The journey of finding your purpose is often filled with trial and error, stops and starts, mistakes and learning — and that’s okay. That’s all part of it. However, a gentle nudge in the right direction can save you a lot of time and frustration.
There are three common misconceptions around finding your purpose, and they could be holding you back in your journey. Here are three little known truths about finding your purpose:
1. Your Passions Are Not Your Purpose
You might bring your purpose to life through your passions, but they are not the purpose itself.
Your purpose is deeper than your passions. Your passions are interests, hobbies — things you love to do. Your purpose is your ultimate life goal, your dharma, your why. It’s unchanging, whereas your passions will evolve and develop over time.
For example: Your purpose is not to be a writer, but being a writer might be how you bring your purpose to life.
Or, your purpose might be to inspire people to eat whole, organic food. Depending on what your passions are, you could: write a cookbook, start a blog, host a TV segment on the morning news, become a nutritionist, develop a national program that is taught to kids in schools, grow organic produce and sell it at farmers markets, start a community garden…

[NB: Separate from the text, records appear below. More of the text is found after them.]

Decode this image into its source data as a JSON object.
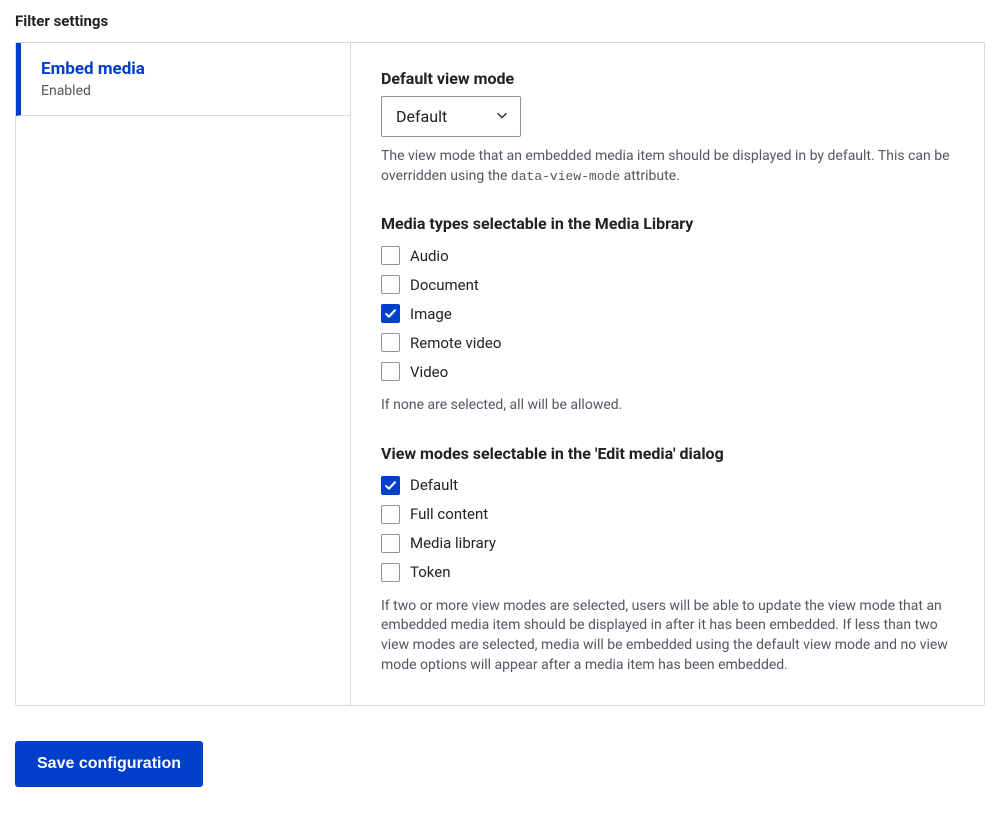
{
  "header": "Filter settings",
  "tab": {
    "title": "Embed media",
    "status": "Enabled"
  },
  "defaultViewMode": {
    "label": "Default view mode",
    "selected": "Default",
    "description_prefix": "The view mode that an embedded media item should be displayed in by default. This can be overridden using the ",
    "description_code": "data-view-mode",
    "description_suffix": " attribute."
  },
  "mediaTypes": {
    "label": "Media types selectable in the Media Library",
    "options": [
      {
        "label": "Audio",
        "checked": false
      },
      {
        "label": "Document",
        "checked": false
      },
      {
        "label": "Image",
        "checked": true
      },
      {
        "label": "Remote video",
        "checked": false
      },
      {
        "label": "Video",
        "checked": false
      }
    ],
    "help": "If none are selected, all will be allowed."
  },
  "viewModes": {
    "label": "View modes selectable in the 'Edit media' dialog",
    "options": [
      {
        "label": "Default",
        "checked": true
      },
      {
        "label": "Full content",
        "checked": false
      },
      {
        "label": "Media library",
        "checked": false
      },
      {
        "label": "Token",
        "checked": false
      }
    ],
    "help": "If two or more view modes are selected, users will be able to update the view mode that an embedded media item should be displayed in after it has been embedded. If less than two view modes are selected, media will be embedded using the default view mode and no view mode options will appear after a media item has been embedded."
  },
  "saveButton": "Save configuration"
}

2. You Don’t Need To Save The World
As children, our ambitions were HUGE. We wanted to be astronauts! We wanted to be the president! We wanted to be an elephant! (My little brother, aged 3.)
Although what we actually do when we grow up ends up being a little more “sensible,” we still have big dreams.
The issue with those big dreams, is that sometimes they’re not what we actually want, but what we think we should want.
There’s a fear that our purpose isn’t enough. It kind of feels like you’re aiming to low if your purpose isn’t based around saving the world.
The truth is: You don’t need to save the world. Your purpose, no matter how simple it is, can have an impact that reverberates throughout the world.
Because you living your purpose inspires others to do the same.
A person living their purpose of teaching kids about the importance of healthy, whole food may inspire another to follow through on their purpose to heal those who can’t afford healthcare, who may inspire yet another to live their purpose of creating a movement that changes the way the general public have a voice on government legislation.
Living your purpose is the great equalizer. It doesn’t matter so much what you do; what matters is that you do it.
So forget about whether your purpose is enough. It is. Concentrate on bringing your purpose to life, and let that be how you contribute to the world.
3. You Don’t Need To Quit Your Day Job
Imagine this: You waltz into work one day, walk directly to your boss’ office, and with a huge smile on your face, you say, “I quit!” Then you’re out the door, and living your dream life.
That would be an incredible feeling, wouldn’t it?!
But if you have bills to pay and mouths to feed, throwing in your day job might not be the best option for you right now.
That does not mean you can’t live your purpose. You can still bring your purpose to life with a day job.
- Discover a way to make a living from your purpose, or
- Use the resources your day job gives you (cold hard cash, miscellaneous skills) to bring your purpose to life another way.
If that sounds ridiculously simple, it’s because it is. Your job can either be your purpose, or it can support your purpose. Either one is fine. And you can switch from one to the other at any time.
For instance, your day job might be being a lawyer. Your purpose might be around teaching others to heal themselves through food. You might start a sideline blog. In this instance, your day job supports your purpose. Later, you might build your following and land a book deal. So, you quit your job and your purpose becomes the way you make your living.
You see? There is nothing stopping you from finding your purpose and living it today. You don’t need to quit your day job.
And you know what? Your job becomes much easier to bear when you know it’s allowing you to live your purpose.
So, with those three points in mind, dive into this question: What is your purpose?